PROBLEM: Every picture is to be removed, and all the data is to be copied exactly.

RECORD EXTRACTS:
# # #
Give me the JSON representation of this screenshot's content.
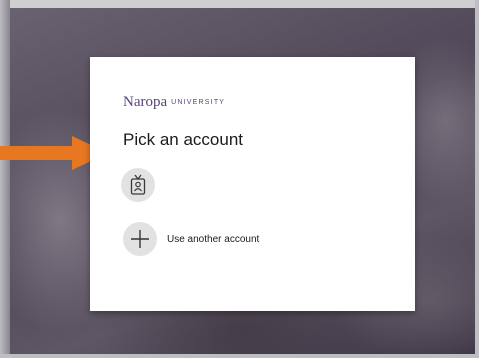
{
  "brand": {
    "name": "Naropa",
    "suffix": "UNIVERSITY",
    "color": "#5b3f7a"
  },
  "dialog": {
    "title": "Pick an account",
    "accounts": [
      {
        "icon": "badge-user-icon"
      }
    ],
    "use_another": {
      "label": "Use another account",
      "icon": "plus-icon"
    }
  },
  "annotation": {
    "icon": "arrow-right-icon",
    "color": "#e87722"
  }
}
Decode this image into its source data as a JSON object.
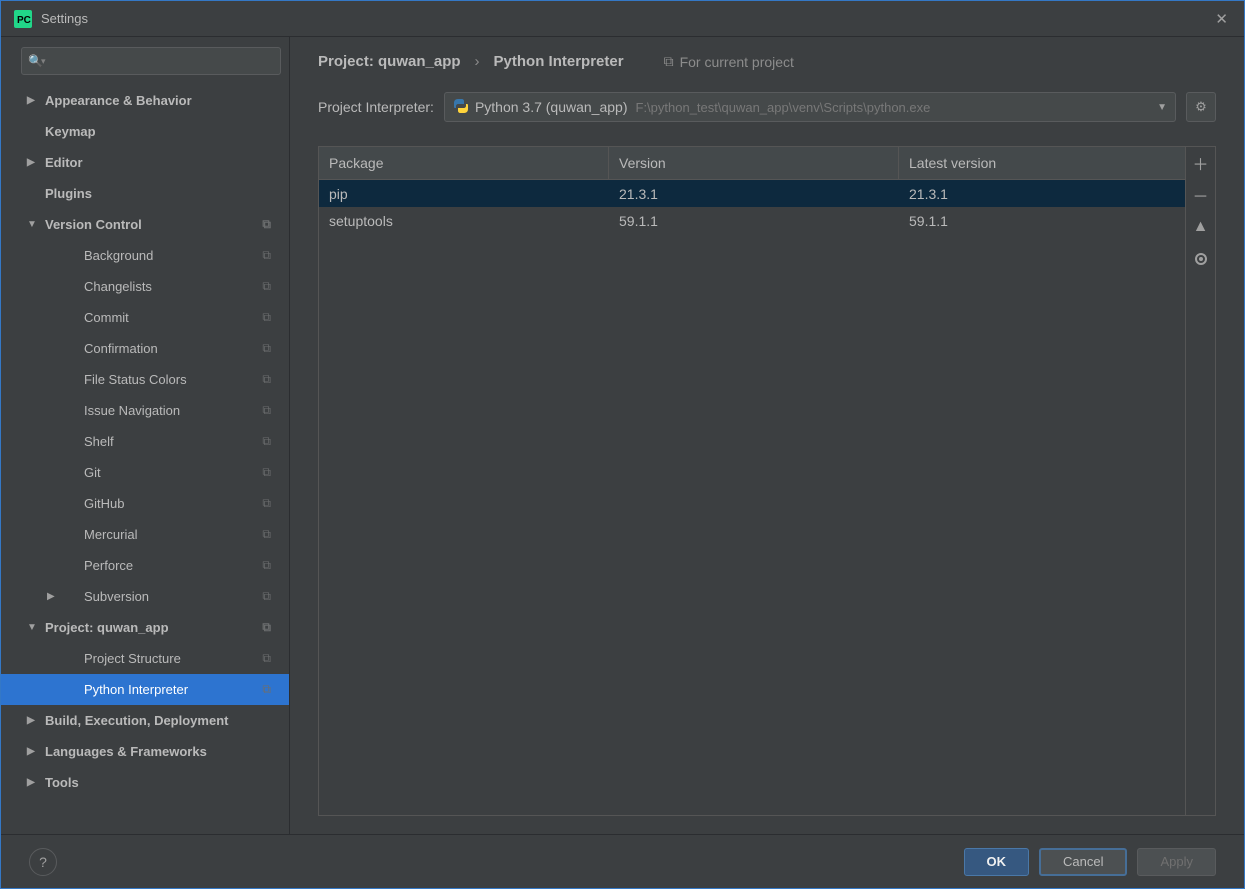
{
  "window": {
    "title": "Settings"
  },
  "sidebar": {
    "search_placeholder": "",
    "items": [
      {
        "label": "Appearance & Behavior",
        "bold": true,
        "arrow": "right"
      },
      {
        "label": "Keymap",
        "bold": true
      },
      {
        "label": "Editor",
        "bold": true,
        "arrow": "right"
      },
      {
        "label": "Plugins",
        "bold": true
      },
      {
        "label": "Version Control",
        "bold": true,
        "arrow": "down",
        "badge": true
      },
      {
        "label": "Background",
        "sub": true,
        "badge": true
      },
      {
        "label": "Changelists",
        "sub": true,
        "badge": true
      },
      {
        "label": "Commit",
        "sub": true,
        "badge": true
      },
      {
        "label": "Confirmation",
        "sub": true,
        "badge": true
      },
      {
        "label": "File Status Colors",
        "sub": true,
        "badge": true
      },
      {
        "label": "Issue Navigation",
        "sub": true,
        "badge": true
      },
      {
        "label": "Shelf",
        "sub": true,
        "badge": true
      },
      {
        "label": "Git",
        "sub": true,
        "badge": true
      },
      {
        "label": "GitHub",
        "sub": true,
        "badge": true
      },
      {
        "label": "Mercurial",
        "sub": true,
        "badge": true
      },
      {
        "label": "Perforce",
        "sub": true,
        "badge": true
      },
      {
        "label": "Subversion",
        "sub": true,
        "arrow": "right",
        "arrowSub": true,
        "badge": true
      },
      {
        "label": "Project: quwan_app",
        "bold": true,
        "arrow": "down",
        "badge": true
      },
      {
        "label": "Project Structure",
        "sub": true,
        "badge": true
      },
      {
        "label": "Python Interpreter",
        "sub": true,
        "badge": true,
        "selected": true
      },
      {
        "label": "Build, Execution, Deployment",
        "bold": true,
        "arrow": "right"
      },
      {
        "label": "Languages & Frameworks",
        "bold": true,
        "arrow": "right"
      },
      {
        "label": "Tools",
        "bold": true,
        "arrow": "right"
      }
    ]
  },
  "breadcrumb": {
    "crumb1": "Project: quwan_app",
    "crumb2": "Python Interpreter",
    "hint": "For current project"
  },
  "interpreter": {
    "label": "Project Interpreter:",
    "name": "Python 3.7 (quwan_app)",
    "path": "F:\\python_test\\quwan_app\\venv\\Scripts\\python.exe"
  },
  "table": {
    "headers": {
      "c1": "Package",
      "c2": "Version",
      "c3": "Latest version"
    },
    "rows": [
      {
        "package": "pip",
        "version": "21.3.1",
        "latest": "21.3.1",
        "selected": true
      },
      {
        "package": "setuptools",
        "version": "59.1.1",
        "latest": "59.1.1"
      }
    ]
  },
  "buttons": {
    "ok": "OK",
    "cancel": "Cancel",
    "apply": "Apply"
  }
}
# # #
WRITTEN SOLUTION:
Give me the JSON representation of this screenshot's content.
{
  "brand": {
    "name": "Naropa",
    "suffix": "UNIVERSITY",
    "color": "#5b3f7a"
  },
  "dialog": {
    "title": "Pick an account",
    "accounts": [
      {
        "icon": "badge-user-icon"
      }
    ],
    "use_another": {
      "label": "Use another account",
      "icon": "plus-icon"
    }
  },
  "annotation": {
    "icon": "arrow-right-icon",
    "color": "#e87722"
  }
}
Decode this image into its source data as a JSON object.
{
  "window": {
    "title": "Settings"
  },
  "sidebar": {
    "search_placeholder": "",
    "items": [
      {
        "label": "Appearance & Behavior",
        "bold": true,
        "arrow": "right"
      },
      {
        "label": "Keymap",
        "bold": true
      },
      {
        "label": "Editor",
        "bold": true,
        "arrow": "right"
      },
      {
        "label": "Plugins",
        "bold": true
      },
      {
        "label": "Version Control",
        "bold": true,
        "arrow": "down",
        "badge": true
      },
      {
        "label": "Background",
        "sub": true,
        "badge": true
      },
      {
        "label": "Changelists",
        "sub": true,
        "badge": true
      },
      {
        "label": "Commit",
        "sub": true,
        "badge": true
      },
      {
        "label": "Confirmation",
        "sub": true,
        "badge": true
      },
      {
        "label": "File Status Colors",
        "sub": true,
        "badge": true
      },
      {
        "label": "Issue Navigation",
        "sub": true,
        "badge": true
      },
      {
        "label": "Shelf",
        "sub": true,
        "badge": true
      },
      {
        "label": "Git",
        "sub": true,
        "badge": true
      },
      {
        "label": "GitHub",
        "sub": true,
        "badge": true
      },
      {
        "label": "Mercurial",
        "sub": true,
        "badge": true
      },
      {
        "label": "Perforce",
        "sub": true,
        "badge": true
      },
      {
        "label": "Subversion",
        "sub": true,
        "arrow": "right",
        "arrowSub": true,
        "badge": true
      },
      {
        "label": "Project: quwan_app",
        "bold": true,
        "arrow": "down",
        "badge": true
      },
      {
        "label": "Project Structure",
        "sub": true,
        "badge": true
      },
      {
        "label": "Python Interpreter",
        "sub": true,
        "badge": true,
        "selected": true
      },
      {
        "label": "Build, Execution, Deployment",
        "bold": true,
        "arrow": "right"
      },
      {
        "label": "Languages & Frameworks",
        "bold": true,
        "arrow": "right"
      },
      {
        "label": "Tools",
        "bold": true,
        "arrow": "right"
      }
    ]
  },
  "breadcrumb": {
    "crumb1": "Project: quwan_app",
    "crumb2": "Python Interpreter",
    "hint": "For current project"
  },
  "interpreter": {
    "label": "Project Interpreter:",
    "name": "Python 3.7 (quwan_app)",
    "path": "F:\\python_test\\quwan_app\\venv\\Scripts\\python.exe"
  },
  "table": {
    "headers": {
      "c1": "Package",
      "c2": "Version",
      "c3": "Latest version"
    },
    "rows": [
      {
        "package": "pip",
        "version": "21.3.1",
        "latest": "21.3.1",
        "selected": true
      },
      {
        "package": "setuptools",
        "version": "59.1.1",
        "latest": "59.1.1"
      }
    ]
  },
  "buttons": {
    "ok": "OK",
    "cancel": "Cancel",
    "apply": "Apply"
  }
}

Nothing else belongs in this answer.